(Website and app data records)
━━━━━━

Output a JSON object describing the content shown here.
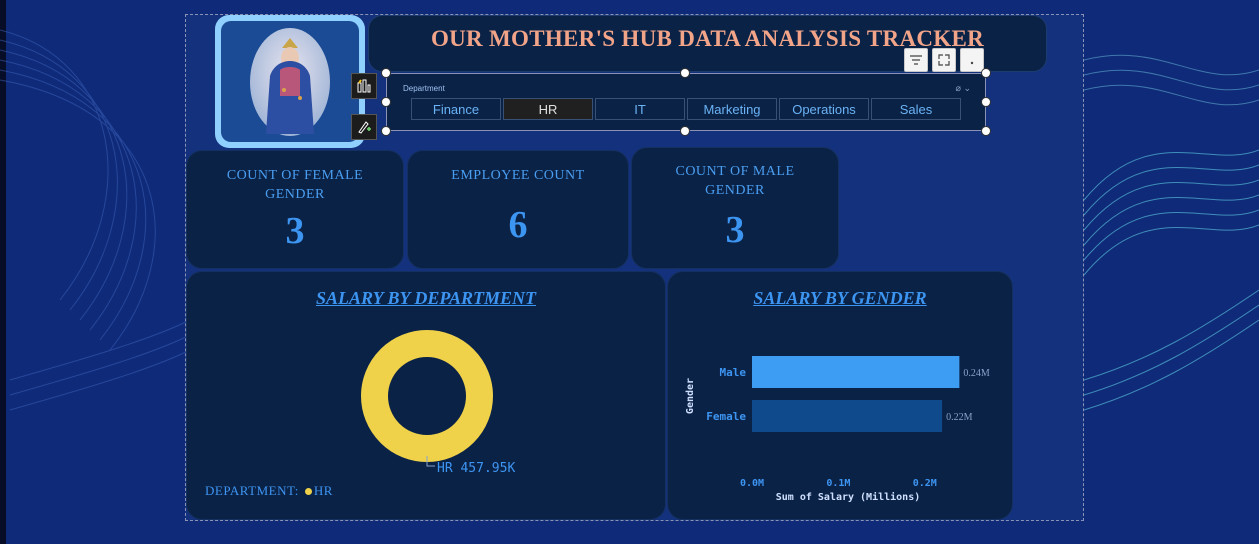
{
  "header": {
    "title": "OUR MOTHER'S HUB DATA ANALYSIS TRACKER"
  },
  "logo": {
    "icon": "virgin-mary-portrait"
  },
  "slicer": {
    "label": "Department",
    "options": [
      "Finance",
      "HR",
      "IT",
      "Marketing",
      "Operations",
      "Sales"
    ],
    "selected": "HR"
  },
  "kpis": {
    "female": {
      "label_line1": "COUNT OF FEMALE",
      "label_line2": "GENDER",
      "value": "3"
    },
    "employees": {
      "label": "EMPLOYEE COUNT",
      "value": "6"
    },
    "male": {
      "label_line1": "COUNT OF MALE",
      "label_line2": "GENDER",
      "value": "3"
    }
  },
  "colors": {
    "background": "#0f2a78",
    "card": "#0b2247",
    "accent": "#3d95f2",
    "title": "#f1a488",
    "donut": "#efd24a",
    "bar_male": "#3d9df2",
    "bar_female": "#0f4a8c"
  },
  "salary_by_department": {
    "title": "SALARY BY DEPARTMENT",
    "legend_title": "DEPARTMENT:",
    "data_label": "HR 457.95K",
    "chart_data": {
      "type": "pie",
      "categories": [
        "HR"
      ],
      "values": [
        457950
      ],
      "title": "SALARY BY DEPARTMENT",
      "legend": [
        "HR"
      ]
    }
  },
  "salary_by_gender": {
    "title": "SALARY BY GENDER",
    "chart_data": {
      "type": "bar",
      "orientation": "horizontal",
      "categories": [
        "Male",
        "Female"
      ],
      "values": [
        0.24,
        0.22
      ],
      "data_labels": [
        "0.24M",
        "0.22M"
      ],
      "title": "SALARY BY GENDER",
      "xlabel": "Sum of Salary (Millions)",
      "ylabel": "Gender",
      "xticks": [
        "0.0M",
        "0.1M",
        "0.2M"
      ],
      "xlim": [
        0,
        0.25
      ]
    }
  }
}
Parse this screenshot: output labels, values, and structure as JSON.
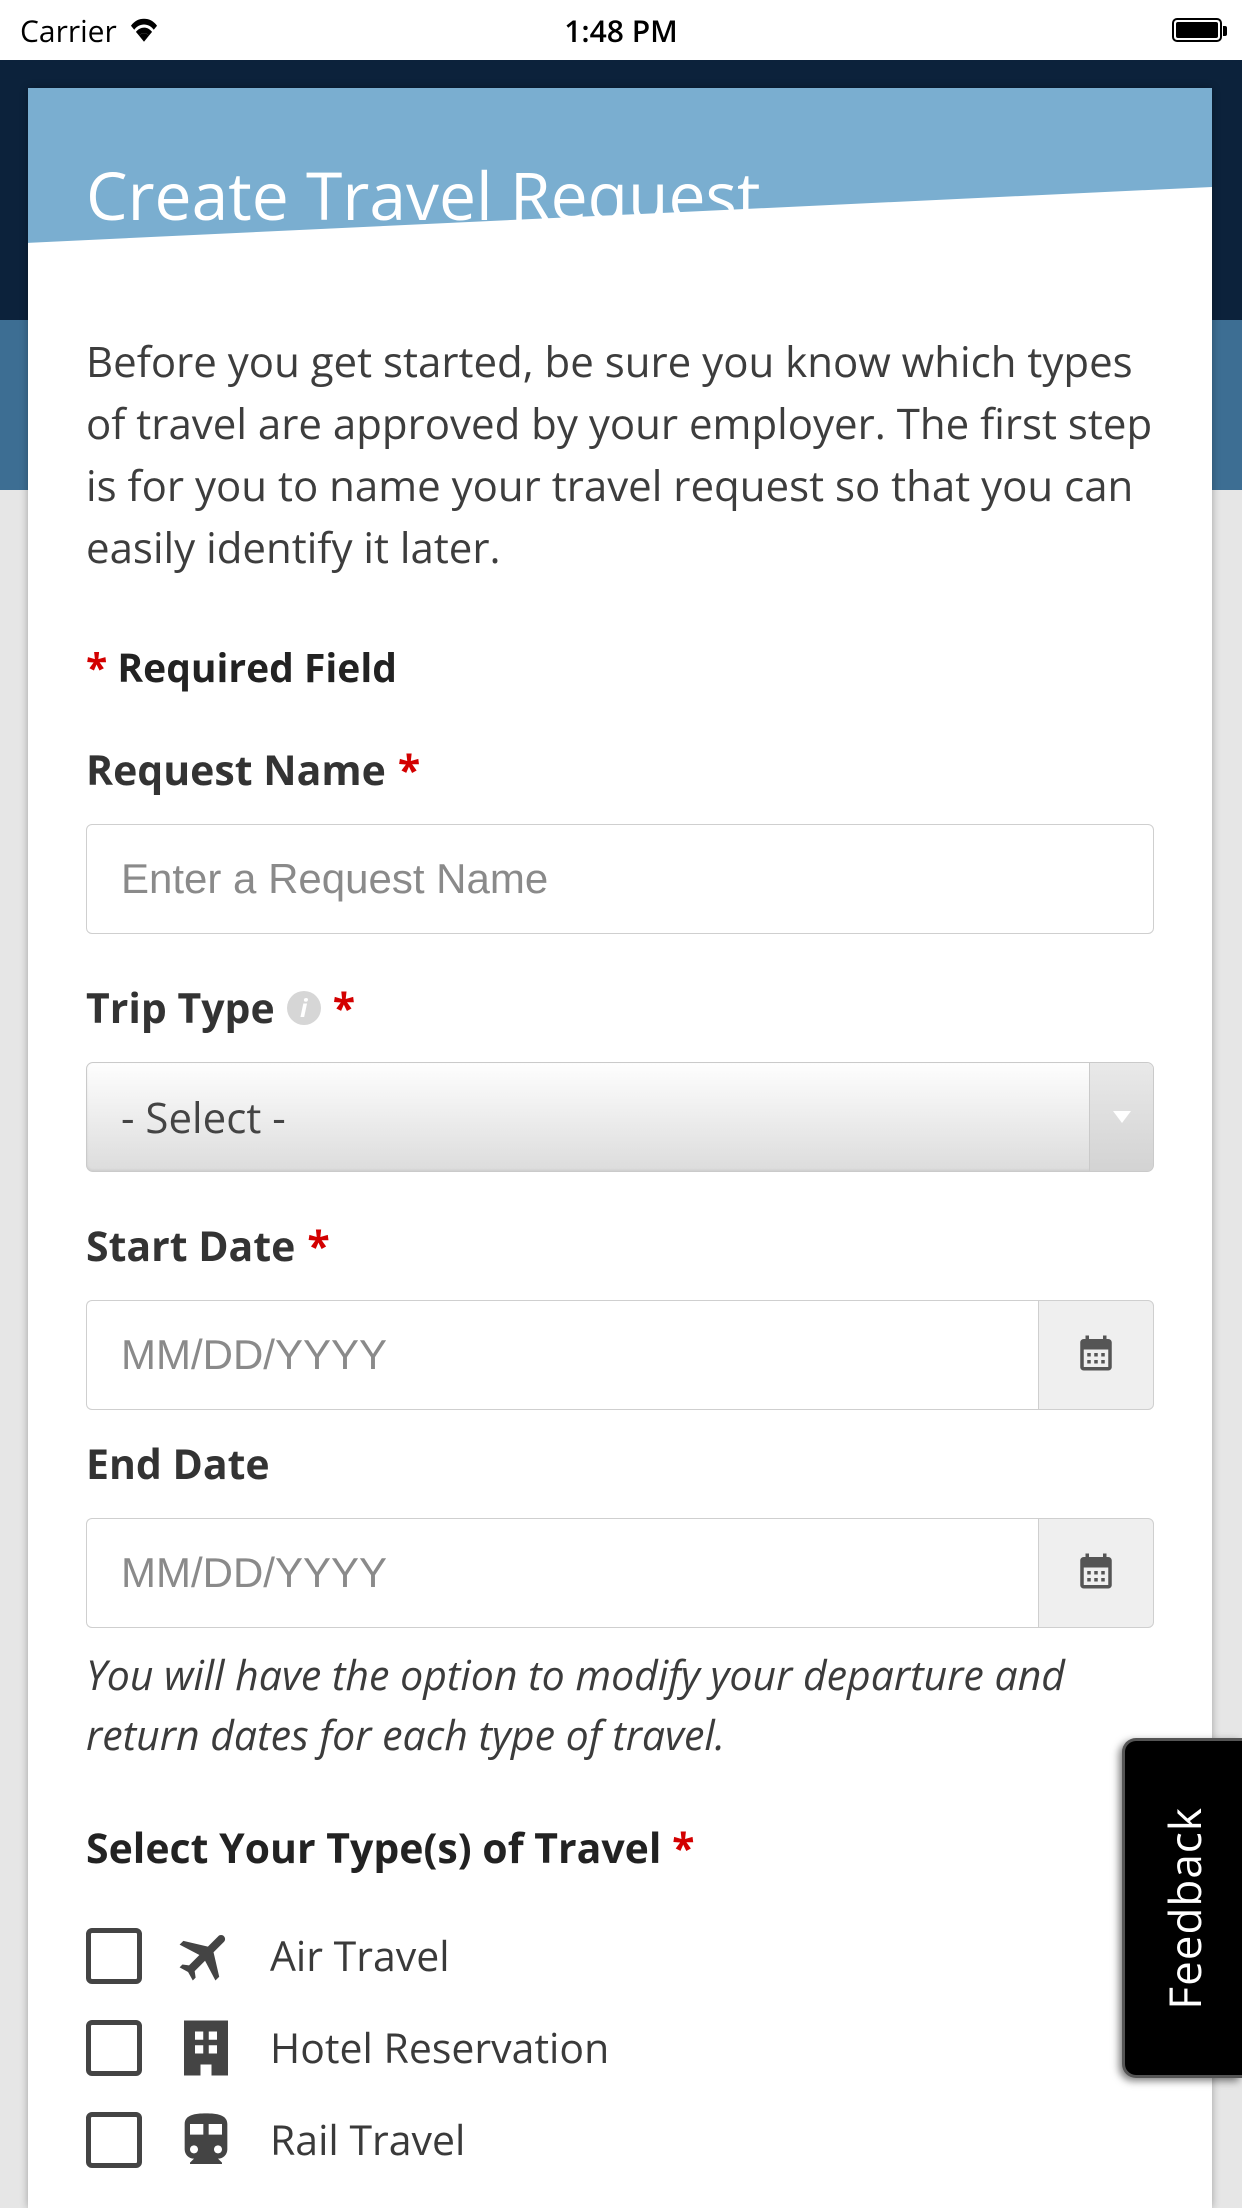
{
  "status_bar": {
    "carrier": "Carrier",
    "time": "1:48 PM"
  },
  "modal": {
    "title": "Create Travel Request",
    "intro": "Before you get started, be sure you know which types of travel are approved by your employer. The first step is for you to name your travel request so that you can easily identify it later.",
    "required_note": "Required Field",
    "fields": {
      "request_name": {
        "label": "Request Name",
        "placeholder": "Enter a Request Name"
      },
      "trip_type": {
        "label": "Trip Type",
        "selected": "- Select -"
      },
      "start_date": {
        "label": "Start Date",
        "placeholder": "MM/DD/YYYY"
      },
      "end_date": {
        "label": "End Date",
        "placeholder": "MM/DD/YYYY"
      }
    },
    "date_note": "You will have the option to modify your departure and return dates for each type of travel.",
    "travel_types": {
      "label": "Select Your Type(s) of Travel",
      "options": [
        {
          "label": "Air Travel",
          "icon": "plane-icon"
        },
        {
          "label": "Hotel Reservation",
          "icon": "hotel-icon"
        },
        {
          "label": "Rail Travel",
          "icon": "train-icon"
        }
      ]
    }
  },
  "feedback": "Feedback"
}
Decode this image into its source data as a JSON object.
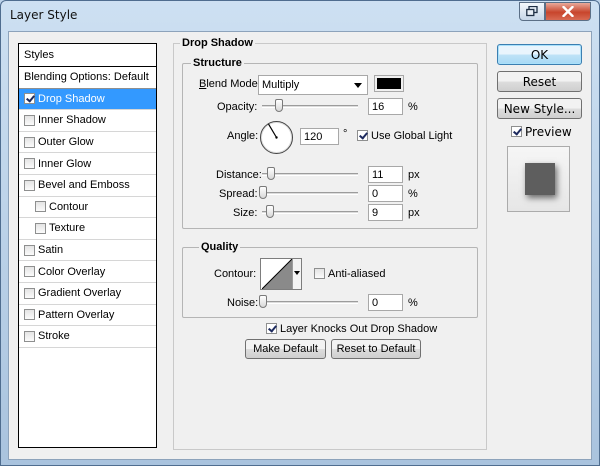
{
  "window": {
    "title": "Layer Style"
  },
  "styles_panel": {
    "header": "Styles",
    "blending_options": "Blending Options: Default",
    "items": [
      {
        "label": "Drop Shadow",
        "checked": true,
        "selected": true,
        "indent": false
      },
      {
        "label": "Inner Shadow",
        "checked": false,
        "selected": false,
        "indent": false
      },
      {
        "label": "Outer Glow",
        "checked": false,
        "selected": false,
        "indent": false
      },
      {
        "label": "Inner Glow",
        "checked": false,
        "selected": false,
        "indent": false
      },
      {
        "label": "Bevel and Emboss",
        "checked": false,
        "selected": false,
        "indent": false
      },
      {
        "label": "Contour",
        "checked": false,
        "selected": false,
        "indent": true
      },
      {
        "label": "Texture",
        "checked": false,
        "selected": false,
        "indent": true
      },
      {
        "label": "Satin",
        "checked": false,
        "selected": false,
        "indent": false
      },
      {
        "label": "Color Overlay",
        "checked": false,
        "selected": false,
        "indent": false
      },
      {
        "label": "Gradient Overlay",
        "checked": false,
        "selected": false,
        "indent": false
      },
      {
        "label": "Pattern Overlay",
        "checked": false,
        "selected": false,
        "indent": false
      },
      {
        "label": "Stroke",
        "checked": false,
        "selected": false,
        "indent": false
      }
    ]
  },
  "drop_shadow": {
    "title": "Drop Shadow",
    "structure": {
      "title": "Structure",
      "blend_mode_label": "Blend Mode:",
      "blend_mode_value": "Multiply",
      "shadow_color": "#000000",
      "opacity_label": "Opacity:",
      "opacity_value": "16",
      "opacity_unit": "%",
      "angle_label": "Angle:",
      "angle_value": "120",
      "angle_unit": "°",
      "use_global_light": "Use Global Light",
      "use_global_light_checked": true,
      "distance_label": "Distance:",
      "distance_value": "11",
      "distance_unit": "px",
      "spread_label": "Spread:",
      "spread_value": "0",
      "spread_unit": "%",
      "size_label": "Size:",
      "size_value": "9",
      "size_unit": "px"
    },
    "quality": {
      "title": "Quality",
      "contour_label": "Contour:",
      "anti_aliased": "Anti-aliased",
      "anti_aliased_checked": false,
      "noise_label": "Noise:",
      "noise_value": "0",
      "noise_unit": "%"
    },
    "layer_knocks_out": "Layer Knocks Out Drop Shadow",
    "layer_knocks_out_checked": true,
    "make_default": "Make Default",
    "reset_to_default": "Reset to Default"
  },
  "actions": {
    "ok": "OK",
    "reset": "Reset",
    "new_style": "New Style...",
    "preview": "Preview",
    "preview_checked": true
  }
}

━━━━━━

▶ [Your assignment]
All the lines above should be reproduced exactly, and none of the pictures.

▶ [Expected output]
Output a JSON object describing the content shown here.
{
  "header": {
    "title": "OUR MOTHER'S HUB DATA ANALYSIS TRACKER"
  },
  "logo": {
    "icon": "virgin-mary-portrait"
  },
  "slicer": {
    "label": "Department",
    "options": [
      "Finance",
      "HR",
      "IT",
      "Marketing",
      "Operations",
      "Sales"
    ],
    "selected": "HR"
  },
  "kpis": {
    "female": {
      "label_line1": "COUNT OF FEMALE",
      "label_line2": "GENDER",
      "value": "3"
    },
    "employees": {
      "label": "EMPLOYEE COUNT",
      "value": "6"
    },
    "male": {
      "label_line1": "COUNT OF MALE",
      "label_line2": "GENDER",
      "value": "3"
    }
  },
  "colors": {
    "background": "#0f2a78",
    "card": "#0b2247",
    "accent": "#3d95f2",
    "title": "#f1a488",
    "donut": "#efd24a",
    "bar_male": "#3d9df2",
    "bar_female": "#0f4a8c"
  },
  "salary_by_department": {
    "title": "SALARY BY DEPARTMENT",
    "legend_title": "DEPARTMENT:",
    "data_label": "HR 457.95K",
    "chart_data": {
      "type": "pie",
      "categories": [
        "HR"
      ],
      "values": [
        457950
      ],
      "title": "SALARY BY DEPARTMENT",
      "legend": [
        "HR"
      ]
    }
  },
  "salary_by_gender": {
    "title": "SALARY BY GENDER",
    "chart_data": {
      "type": "bar",
      "orientation": "horizontal",
      "categories": [
        "Male",
        "Female"
      ],
      "values": [
        0.24,
        0.22
      ],
      "data_labels": [
        "0.24M",
        "0.22M"
      ],
      "title": "SALARY BY GENDER",
      "xlabel": "Sum of Salary (Millions)",
      "ylabel": "Gender",
      "xticks": [
        "0.0M",
        "0.1M",
        "0.2M"
      ],
      "xlim": [
        0,
        0.25
      ]
    }
  }
}
Parse this screenshot: output labels, values, and structure as JSON.
{
  "status_bar": {
    "carrier": "Carrier",
    "time": "1:48 PM"
  },
  "modal": {
    "title": "Create Travel Request",
    "intro": "Before you get started, be sure you know which types of travel are approved by your employer. The first step is for you to name your travel request so that you can easily identify it later.",
    "required_note": "Required Field",
    "fields": {
      "request_name": {
        "label": "Request Name",
        "placeholder": "Enter a Request Name"
      },
      "trip_type": {
        "label": "Trip Type",
        "selected": "- Select -"
      },
      "start_date": {
        "label": "Start Date",
        "placeholder": "MM/DD/YYYY"
      },
      "end_date": {
        "label": "End Date",
        "placeholder": "MM/DD/YYYY"
      }
    },
    "date_note": "You will have the option to modify your departure and return dates for each type of travel.",
    "travel_types": {
      "label": "Select Your Type(s) of Travel",
      "options": [
        {
          "label": "Air Travel",
          "icon": "plane-icon"
        },
        {
          "label": "Hotel Reservation",
          "icon": "hotel-icon"
        },
        {
          "label": "Rail Travel",
          "icon": "train-icon"
        }
      ]
    }
  },
  "feedback": "Feedback"
}
Decode this image into its source data as a JSON object.
{
  "window": {
    "title": "Layer Style"
  },
  "styles_panel": {
    "header": "Styles",
    "blending_options": "Blending Options: Default",
    "items": [
      {
        "label": "Drop Shadow",
        "checked": true,
        "selected": true,
        "indent": false
      },
      {
        "label": "Inner Shadow",
        "checked": false,
        "selected": false,
        "indent": false
      },
      {
        "label": "Outer Glow",
        "checked": false,
        "selected": false,
        "indent": false
      },
      {
        "label": "Inner Glow",
        "checked": false,
        "selected": false,
        "indent": false
      },
      {
        "label": "Bevel and Emboss",
        "checked": false,
        "selected": false,
        "indent": false
      },
      {
        "label": "Contour",
        "checked": false,
        "selected": false,
        "indent": true
      },
      {
        "label": "Texture",
        "checked": false,
        "selected": false,
        "indent": true
      },
      {
        "label": "Satin",
        "checked": false,
        "selected": false,
        "indent": false
      },
      {
        "label": "Color Overlay",
        "checked": false,
        "selected": false,
        "indent": false
      },
      {
        "label": "Gradient Overlay",
        "checked": false,
        "selected": false,
        "indent": false
      },
      {
        "label": "Pattern Overlay",
        "checked": false,
        "selected": false,
        "indent": false
      },
      {
        "label": "Stroke",
        "checked": false,
        "selected": false,
        "indent": false
      }
    ]
  },
  "drop_shadow": {
    "title": "Drop Shadow",
    "structure": {
      "title": "Structure",
      "blend_mode_label": "Blend Mode:",
      "blend_mode_value": "Multiply",
      "shadow_color": "#000000",
      "opacity_label": "Opacity:",
      "opacity_value": "16",
      "opacity_unit": "%",
      "angle_label": "Angle:",
      "angle_value": "120",
      "angle_unit": "°",
      "use_global_light": "Use Global Light",
      "use_global_light_checked": true,
      "distance_label": "Distance:",
      "distance_value": "11",
      "distance_unit": "px",
      "spread_label": "Spread:",
      "spread_value": "0",
      "spread_unit": "%",
      "size_label": "Size:",
      "size_value": "9",
      "size_unit": "px"
    },
    "quality": {
      "title": "Quality",
      "contour_label": "Contour:",
      "anti_aliased": "Anti-aliased",
      "anti_aliased_checked": false,
      "noise_label": "Noise:",
      "noise_value": "0",
      "noise_unit": "%"
    },
    "layer_knocks_out": "Layer Knocks Out Drop Shadow",
    "layer_knocks_out_checked": true,
    "make_default": "Make Default",
    "reset_to_default": "Reset to Default"
  },
  "actions": {
    "ok": "OK",
    "reset": "Reset",
    "new_style": "New Style...",
    "preview": "Preview",
    "preview_checked": true
  }
}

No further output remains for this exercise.